Reforming QOCS: Kennedys welcomes proposals to even the playing field
The UK Government is proposing changes to the Qualified One-way Costs Shifting (QOCS) regime to ensure the extension of fixed recoverable costs (FRC) does not exacerbate existing issues with QOCS flowing from recent case law.
Kennedys welcomes such a move to even the playing field between claimants and defendants but warns that as drafted, the proposals fail to deal with issues surrounding CPR Part 36 and Tomlin Orders.
What is Qualified One-way Costs Shifting?
QOCS was introduced with the aim of counter-balancing the impact on personal injury claimants of the decision to abolish the recoverability of CFA success fees and, in particular, after the event (ATE) insurance premiums, from defendants. Defendants would not have to pay the claimant’s ATE premium and success fees in respect of claims successfully pursued by claimants, but would lose their right to recover their own costs from the losing claimant, save in limited circumstances.
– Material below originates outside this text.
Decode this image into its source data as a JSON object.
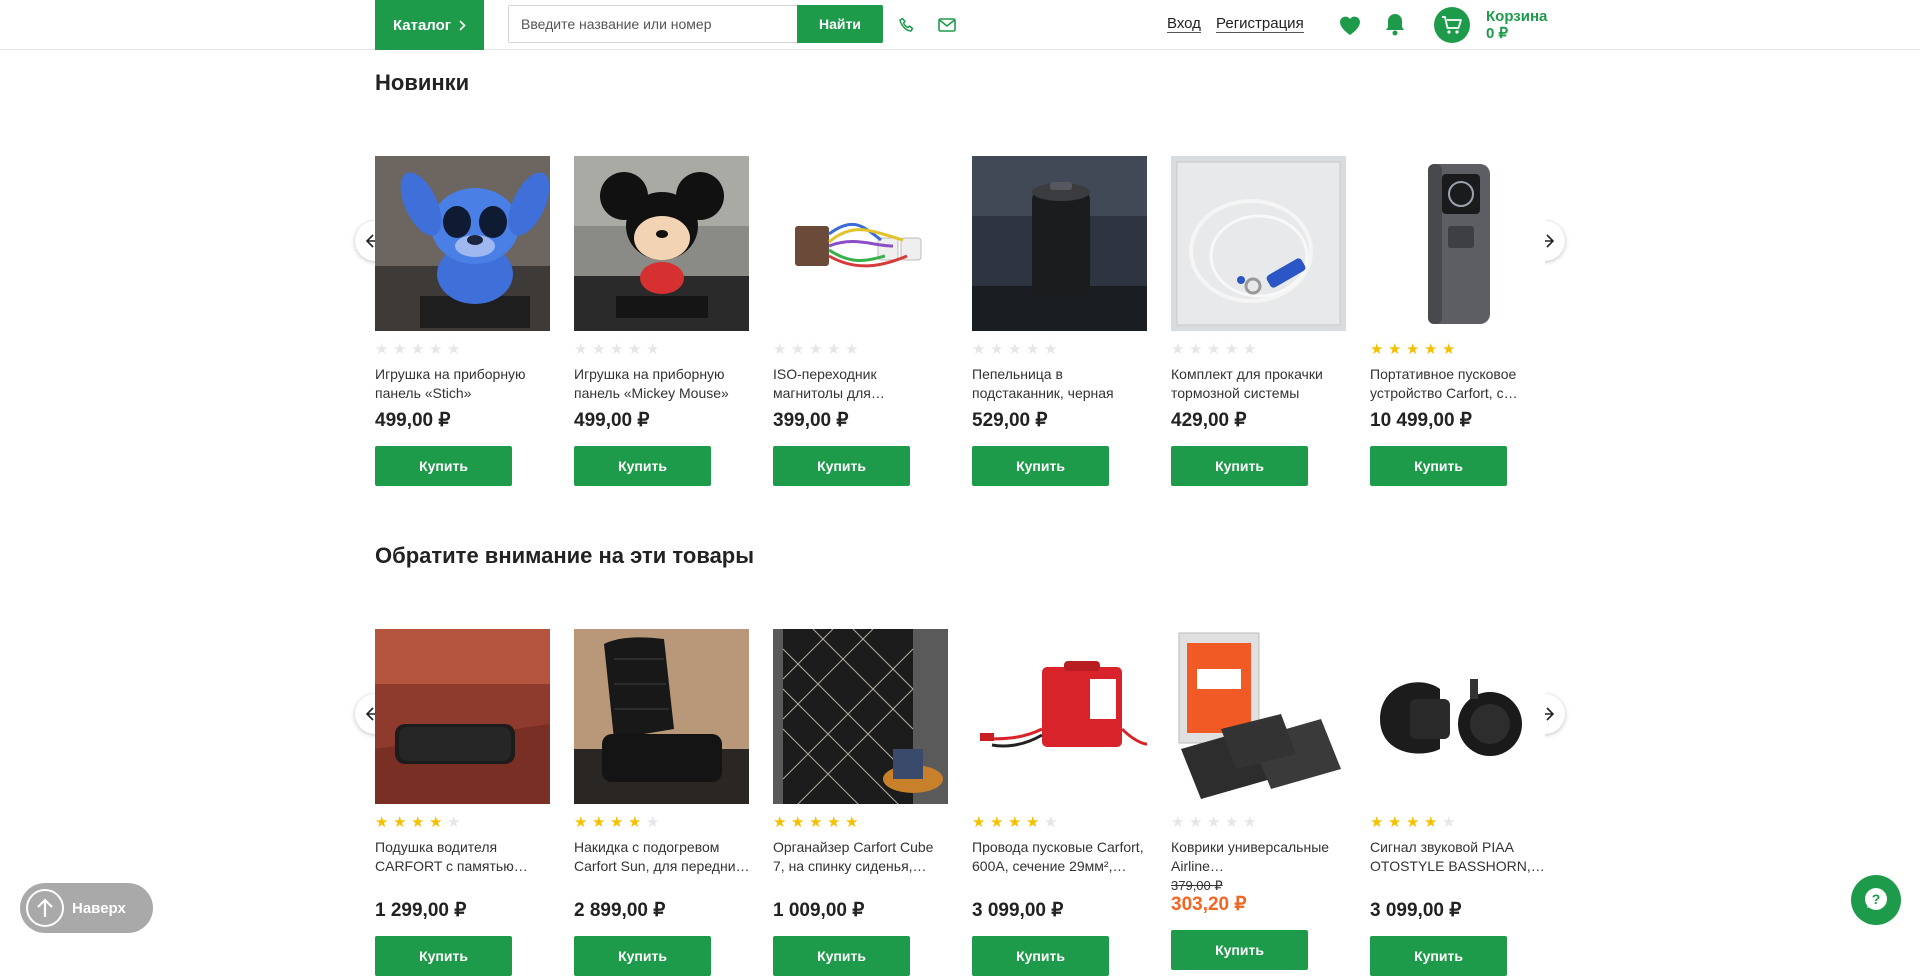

Last year, the Government published its response to the consultation on extending FRC to all civil cases in the fast track and to ‘intermediate’ cases (up to the value of £100,000). Since then, the Government and Civil Procedure Rule Committee (CPRC) have been working on the draft rules to ensure the smooth delivery of these reforms.
Over the course of this work, concerns have been raised as to whether a reconsideration of the rules around QOCS is now called for, following the judgment in Ho v Adelekun .
In summary, the Supreme Court in Ho held that costs orders made in a claimant’s favour should not be taken into account when determining the limit up to which a defendant may enforce an order for costs in its favour. This was disappointing for insurers who, in some cases, have seen the value of their costs orders depreciate to the level of damages recovered by the claimant.
The Government’s proposals
To tackle the current dilemma, the Government recommends amending Section II of Part 44 of the CPR as follows:
- “Allow that a claimant’s entitlement to costs is considered to be part of the overall fund against which set-off can be applied; and
- Extend costs orders to deemed orders, so a defendant can enforce a deemed order for costs (especially following acceptance of a Part 36 offer) without the permission of the court”.
We do not believe that the ultimate aim of the QOCS regime has been realised and rather, has unintentionally led some claimants to litigate without fear of risk. In turn, defendants are having to incur high costs in defending unmeritorious claims.
Despite the rules surrounding QOCS, case law, in our view, has shifted the balance significantly in the claimant’s favour.
We agree with the Government’s proposals to extend the terms of set-off to include costs. The outcome of Ho means there is now limited penalty for claimants, which exacerbates the issues arising in multi-defendant claims, and in our view, places an unreasonable burden on a defendant.
The proposed extension will further ensure that a claimant and their legal representatives work in concert to achieve a reasonable and positive outcome to litigation.
We also support the Government’s position on extending costs orders to deemed orders. In the case of Cartwright v Venduct Engineering Limited , the defendant sought to enforce against damages awarded under a Tomlin Order but this was defeated on the basis that a Tomlin Order is outside the jurisdiction of what a court can order. In our view, this appears contrary to the purpose of the QOCS regime. The proposal seeks to rectify this issue.
We do however, have a number of concerns around the Government’s wording of the proposed amendments, including the assumption that the claimant’s entitlement to costs will always exceed that of the defendant. We also consider the lack of retrospective effect would be a missed opportunity to significantly reduce the amount of dispute resolution pending the introduction of the amendments.
The Government will continue working with the CPRC on the details of the rules with a view to securing CPRC agreement by the end of 2022, for implementation in April 2023.
In our view, the introduction of QOCS was always likely to lead to a degree of uncertainty. The developments and interpretation of the rules has led to undesired outcomes, and an increase in satellite litigation.
It is accepted that in order to ensure access to justice, claimants should be in a position to present claims without undue financial duress. However, checks and balances are required which, absent amendment, the current rules do not bring to bear.